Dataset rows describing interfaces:
*-*-*
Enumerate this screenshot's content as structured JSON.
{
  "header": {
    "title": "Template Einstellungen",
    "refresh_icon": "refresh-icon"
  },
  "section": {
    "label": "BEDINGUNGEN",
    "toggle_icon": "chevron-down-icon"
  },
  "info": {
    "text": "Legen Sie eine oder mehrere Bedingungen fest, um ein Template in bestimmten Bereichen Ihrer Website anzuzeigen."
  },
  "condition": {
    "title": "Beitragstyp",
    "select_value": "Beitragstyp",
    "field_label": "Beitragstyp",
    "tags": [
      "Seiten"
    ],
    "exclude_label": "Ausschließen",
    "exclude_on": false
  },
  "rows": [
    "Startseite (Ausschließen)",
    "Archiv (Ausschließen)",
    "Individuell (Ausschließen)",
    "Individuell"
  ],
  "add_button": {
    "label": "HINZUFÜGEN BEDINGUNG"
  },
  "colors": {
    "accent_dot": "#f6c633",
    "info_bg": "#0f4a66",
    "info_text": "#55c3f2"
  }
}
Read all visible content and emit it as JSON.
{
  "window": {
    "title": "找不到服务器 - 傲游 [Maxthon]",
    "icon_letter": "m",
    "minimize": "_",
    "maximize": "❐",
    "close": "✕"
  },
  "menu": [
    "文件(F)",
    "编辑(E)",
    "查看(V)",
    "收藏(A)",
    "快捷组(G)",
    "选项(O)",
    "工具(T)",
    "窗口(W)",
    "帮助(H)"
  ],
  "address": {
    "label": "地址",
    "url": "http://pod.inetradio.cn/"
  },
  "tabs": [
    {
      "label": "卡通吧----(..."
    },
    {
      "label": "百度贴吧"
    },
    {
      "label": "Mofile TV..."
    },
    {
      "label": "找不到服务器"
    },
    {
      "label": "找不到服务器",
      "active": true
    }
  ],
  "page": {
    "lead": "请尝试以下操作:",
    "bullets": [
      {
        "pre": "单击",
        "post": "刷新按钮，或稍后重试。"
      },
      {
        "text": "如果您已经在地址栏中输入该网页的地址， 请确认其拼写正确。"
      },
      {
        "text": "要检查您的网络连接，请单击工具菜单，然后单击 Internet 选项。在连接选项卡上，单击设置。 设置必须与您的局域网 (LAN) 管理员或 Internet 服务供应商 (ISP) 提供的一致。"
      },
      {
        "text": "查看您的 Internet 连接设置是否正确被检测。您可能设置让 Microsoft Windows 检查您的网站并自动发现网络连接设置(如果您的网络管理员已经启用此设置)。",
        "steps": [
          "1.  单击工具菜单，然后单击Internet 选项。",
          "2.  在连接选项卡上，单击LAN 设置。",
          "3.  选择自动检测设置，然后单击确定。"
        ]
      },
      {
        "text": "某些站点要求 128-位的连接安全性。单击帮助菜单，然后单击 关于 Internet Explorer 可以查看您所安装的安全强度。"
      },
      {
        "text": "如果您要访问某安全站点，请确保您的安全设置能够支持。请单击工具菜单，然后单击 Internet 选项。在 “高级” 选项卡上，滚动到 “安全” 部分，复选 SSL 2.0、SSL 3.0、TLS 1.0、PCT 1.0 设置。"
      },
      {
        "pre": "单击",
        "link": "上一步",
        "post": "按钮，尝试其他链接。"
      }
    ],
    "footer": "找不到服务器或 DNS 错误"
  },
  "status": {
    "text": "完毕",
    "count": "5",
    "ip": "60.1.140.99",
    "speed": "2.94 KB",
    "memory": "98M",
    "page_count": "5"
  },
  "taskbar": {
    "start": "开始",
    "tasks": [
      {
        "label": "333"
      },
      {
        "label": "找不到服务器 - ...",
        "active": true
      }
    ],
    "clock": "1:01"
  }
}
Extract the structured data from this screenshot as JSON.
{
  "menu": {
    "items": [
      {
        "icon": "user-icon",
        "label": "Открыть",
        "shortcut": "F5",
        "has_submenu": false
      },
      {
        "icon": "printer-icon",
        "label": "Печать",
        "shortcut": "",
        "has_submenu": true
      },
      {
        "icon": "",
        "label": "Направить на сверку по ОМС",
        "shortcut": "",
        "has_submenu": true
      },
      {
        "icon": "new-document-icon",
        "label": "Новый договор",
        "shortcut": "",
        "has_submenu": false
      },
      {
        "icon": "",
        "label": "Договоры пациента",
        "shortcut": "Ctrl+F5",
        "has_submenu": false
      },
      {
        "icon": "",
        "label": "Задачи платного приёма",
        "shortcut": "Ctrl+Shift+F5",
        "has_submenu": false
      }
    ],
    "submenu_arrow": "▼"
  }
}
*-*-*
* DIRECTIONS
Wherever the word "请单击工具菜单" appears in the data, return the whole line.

* YOUR RESPONSE
        "text": "要检查您的网络连接，请单击工具菜单，然后单击 Internet 选项。在连接选项卡上，单击设置。 设置必须与您的局域网 (LAN) 管理员或 Internet 服务供应商 (ISP) 提供的一致。"
        "text": "如果您要访问某安全站点，请确保您的安全设置能够支持。请单击工具菜单，然后单击 Internet 选项。在 “高级” 选项卡上，滚动到 “安全” 部分，复选 SSL 2.0、SSL 3.0、TLS 1.0、PCT 1.0 设置。"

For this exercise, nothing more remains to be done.